The students will present their research and discuss with MacMurtrie the possibilities, challenges and site-specificity in relation to the Border Crossers project. The talk will conclude with an activation of the current “Border Crossers” prototype, which was built with his students from the Angewandte.
- SymposiumApplied Microperformativity : Live Arts for a Radical Socio-Economic Turn12/12/2018 All DayAngewandte Innovation LabFranz-Josef-Kai 3, 1010 ViennaAbout the event...
Victoria Vesna takes part at the Symposium which is curated by Lucie Strecker, Klaus Spiess and Jens Hauser.
Symposium / Interventions / Exhibition in German and English
Further Information, detailed programme and registration: applied-microperformativity.net
How does the agency of genes or cell fragments, proteins or enzymes, bacteria and fungi relate to macroscopic dynamics of power in contemporary biopolitics? How can performance art and discourse inform these processes?
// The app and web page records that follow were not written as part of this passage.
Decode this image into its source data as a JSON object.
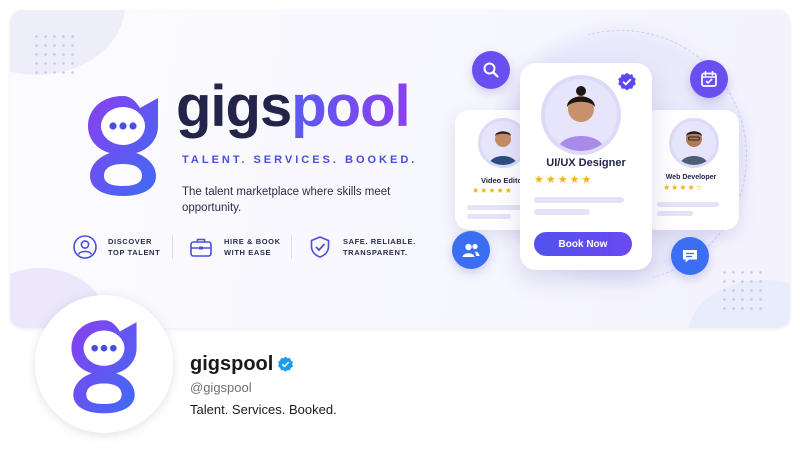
{
  "banner": {
    "brand": {
      "name_part1": "gigs",
      "name_part2": "pool",
      "tagline": "TALENT. SERVICES. BOOKED."
    },
    "description": "The talent marketplace where skills meet opportunity.",
    "features": [
      {
        "icon": "user-circle-icon",
        "line1": "DISCOVER",
        "line2": "TOP TALENT"
      },
      {
        "icon": "briefcase-icon",
        "line1": "HIRE & BOOK",
        "line2": "WITH EASE"
      },
      {
        "icon": "shield-check-icon",
        "line1": "SAFE. RELIABLE.",
        "line2": "TRANSPARENT."
      }
    ],
    "illustration": {
      "left_card": {
        "role": "Video Editor",
        "rating": 5,
        "stars": "★★★★★"
      },
      "main_card": {
        "role": "UI/UX Designer",
        "rating": 5,
        "stars": "★★★★★",
        "button": "Book Now"
      },
      "right_card": {
        "role": "Web Developer",
        "rating": 4.5,
        "stars": "★★★★☆"
      },
      "icons": [
        "search-icon",
        "calendar-check-icon",
        "users-icon",
        "chat-icon",
        "verified-badge-icon"
      ]
    }
  },
  "profile": {
    "name": "gigspool",
    "verified": true,
    "handle": "@gigspool",
    "tagline": "Talent. Services. Booked."
  },
  "colors": {
    "brand_blue": "#5153ee",
    "brand_purple": "#8b3ff0",
    "dark_text": "#22244a",
    "star": "#f4b21b",
    "verified": "#1d9bf0"
  }
}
What are the artistic methods to engage critically with technologies that exploit life on a microscopic and molecular level to merge bio- and digital media for extensive valuation?
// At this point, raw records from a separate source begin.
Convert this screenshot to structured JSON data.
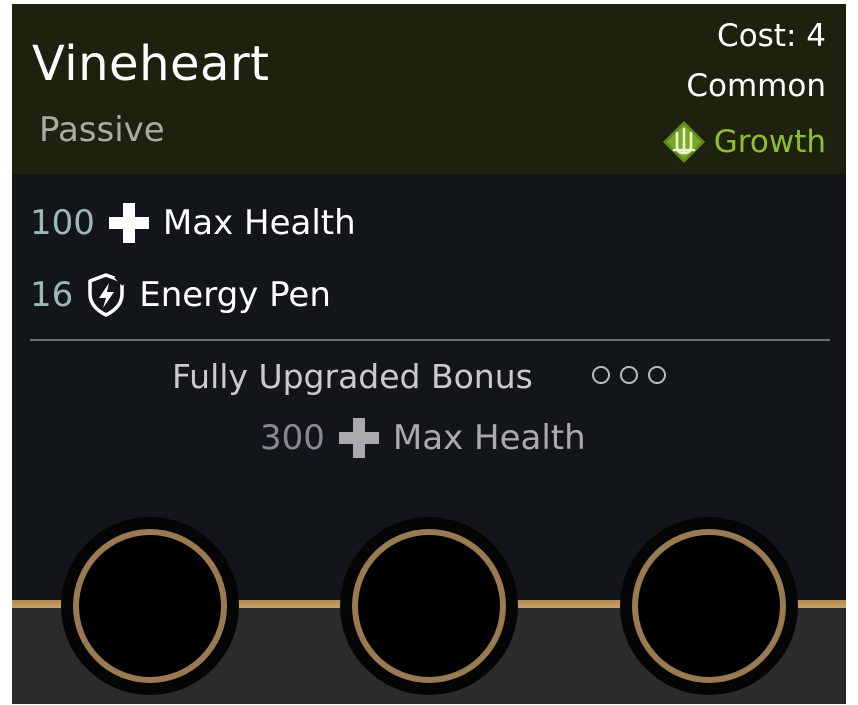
{
  "card": {
    "title": "Vineheart",
    "type": "Passive",
    "cost": "Cost: 4",
    "rarity": "Common",
    "category": {
      "label": "Growth",
      "icon": "growth-category-icon",
      "color": "#8ebf2a"
    }
  },
  "stats": [
    {
      "value": "100",
      "icon": "plus-health-icon",
      "label": "Max Health"
    },
    {
      "value": "16",
      "icon": "energy-pen-icon",
      "label": "Energy Pen"
    }
  ],
  "bonus": {
    "title": "Fully Upgraded Bonus",
    "upgrade_progress": {
      "filled": 0,
      "total": 3
    },
    "value": "300",
    "icon": "plus-health-icon",
    "label": "Max Health"
  },
  "sockets": [
    {
      "name": "socket-1",
      "state": "empty"
    },
    {
      "name": "socket-2",
      "state": "empty"
    },
    {
      "name": "socket-3",
      "state": "empty"
    }
  ],
  "colors": {
    "header_bg": "#1f210f",
    "body_bg": "#12161a",
    "accent_growth": "#8ebf2a",
    "socket_ring": "#9a7a50"
  }
}
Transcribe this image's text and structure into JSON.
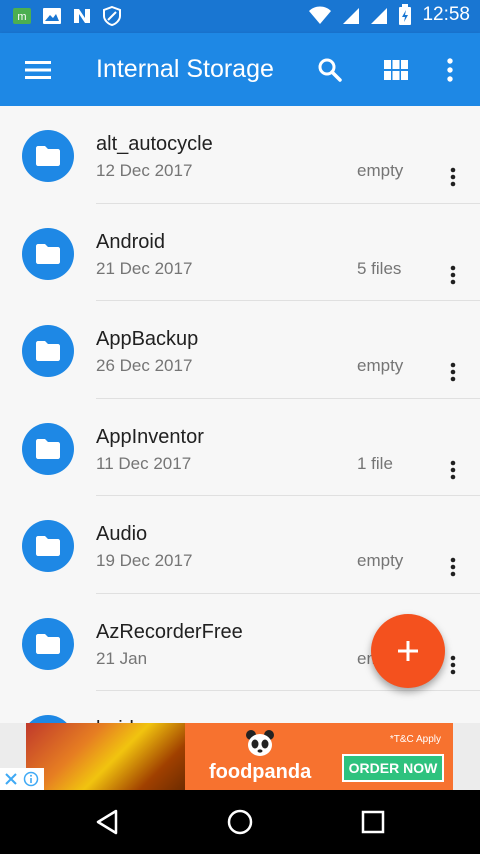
{
  "status_bar": {
    "time": "12:58",
    "icons": [
      "app-m-icon",
      "image-icon",
      "n-icon",
      "vpn-icon",
      "wifi-icon",
      "signal-icon",
      "signal-icon-2",
      "battery-charging-icon"
    ]
  },
  "app_bar": {
    "title": "Internal Storage",
    "icons": [
      "menu-icon",
      "search-icon",
      "grid-view-icon",
      "more-vert-icon"
    ],
    "color": "#1e88e5"
  },
  "folders": [
    {
      "name": "alt_autocycle",
      "date": "12 Dec 2017",
      "size": "empty"
    },
    {
      "name": "Android",
      "date": "21 Dec 2017",
      "size": "5 files"
    },
    {
      "name": "AppBackup",
      "date": "26 Dec 2017",
      "size": "empty"
    },
    {
      "name": "AppInventor",
      "date": "11 Dec 2017",
      "size": "1 file"
    },
    {
      "name": "Audio",
      "date": "19 Dec 2017",
      "size": "empty"
    },
    {
      "name": "AzRecorderFree",
      "date": "21 Jan",
      "size": "empty"
    },
    {
      "name": "baidu",
      "date": "",
      "size": ""
    }
  ],
  "fab": {
    "icon": "add-icon",
    "color": "#f4511e"
  },
  "ad": {
    "brand": "foodpanda",
    "tc": "*T&C Apply",
    "cta": "ORDER NOW",
    "icons": [
      "close-icon",
      "info-icon",
      "panda-icon"
    ]
  },
  "nav_bar": {
    "icons": [
      "back-icon",
      "home-icon",
      "recents-icon"
    ]
  }
}
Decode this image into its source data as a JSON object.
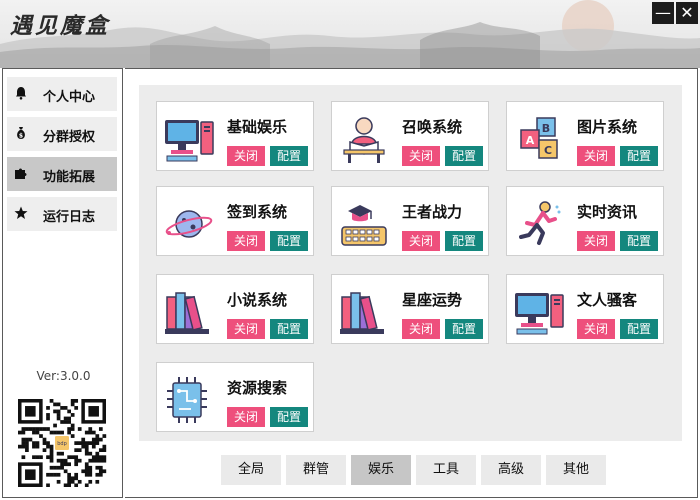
{
  "app": {
    "title": "遇见魔盒"
  },
  "window": {
    "minimize_symbol": "—",
    "close_symbol": "✕"
  },
  "sidebar": {
    "items": [
      {
        "label": "个人中心",
        "icon": "bell-icon"
      },
      {
        "label": "分群授权",
        "icon": "money-bag-icon"
      },
      {
        "label": "功能拓展",
        "icon": "puzzle-icon",
        "active": true
      },
      {
        "label": "运行日志",
        "icon": "star-icon"
      }
    ],
    "version": "Ver:3.0.0",
    "qr_badge": "bdp"
  },
  "features": [
    {
      "name": "基础娱乐",
      "icon": "computer-icon",
      "off_label": "关闭",
      "config_label": "配置"
    },
    {
      "name": "召唤系统",
      "icon": "reading-person-icon",
      "off_label": "关闭",
      "config_label": "配置"
    },
    {
      "name": "图片系统",
      "icon": "abc-blocks-icon",
      "off_label": "关闭",
      "config_label": "配置"
    },
    {
      "name": "签到系统",
      "icon": "planet-icon",
      "off_label": "关闭",
      "config_label": "配置"
    },
    {
      "name": "王者战力",
      "icon": "graduation-keyboard-icon",
      "off_label": "关闭",
      "config_label": "配置"
    },
    {
      "name": "实时资讯",
      "icon": "running-man-icon",
      "off_label": "关闭",
      "config_label": "配置"
    },
    {
      "name": "小说系统",
      "icon": "books-icon",
      "off_label": "关闭",
      "config_label": "配置"
    },
    {
      "name": "星座运势",
      "icon": "books-icon",
      "off_label": "关闭",
      "config_label": "配置"
    },
    {
      "name": "文人骚客",
      "icon": "computer-icon",
      "off_label": "关闭",
      "config_label": "配置"
    },
    {
      "name": "资源搜索",
      "icon": "chip-icon",
      "off_label": "关闭",
      "config_label": "配置"
    }
  ],
  "tabs": [
    {
      "label": "全局"
    },
    {
      "label": "群管"
    },
    {
      "label": "娱乐",
      "active": true
    },
    {
      "label": "工具"
    },
    {
      "label": "高级"
    },
    {
      "label": "其他"
    }
  ],
  "colors": {
    "off": "#ee4f7c",
    "config": "#14877e",
    "active_nav": "#c8c8c8"
  }
}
‘Applied Microperformativity: Live Arts for a Radical Socio-Economic Turn’ will showcase international approaches to challenging causal relations inherent in the capitalist economy by considering a specifically post-anthropocentric notion of performativity – a notion that includes the invaluable, the incalculable, the un-encodable and irredeemably opaque.
It invites the discovery of microperformativity not solely as a tool to describe the scales of space and time, where life is transformed to code and furthermore into a tradable commodity, but to encounter value as a critical experience, as a force rather than a norm.
- LectureLuise Kaunert: Inflatable Structures between Utopia and Protest07/12/2018 10:00 amUniversity of Applied Arts Vienna, Seminar Room 21Vordere Zollamtsstraße 7, 1030 ViennaAbout the event...
Luise Kaunert, Managing Director at Amorphic Robot Works will present a selection of “Inflatables” from the 1960s to today. Artists and innovators across the world have experimented with different inflatable media at the intersection of Architecture, Engineering, Science and Art, in order to create “mind expanding”, uplifting and sometimes disturbing experiences. Kaunert discusses how these installations might relate to Utopian concepts and how current practices are adapting them as form of protest.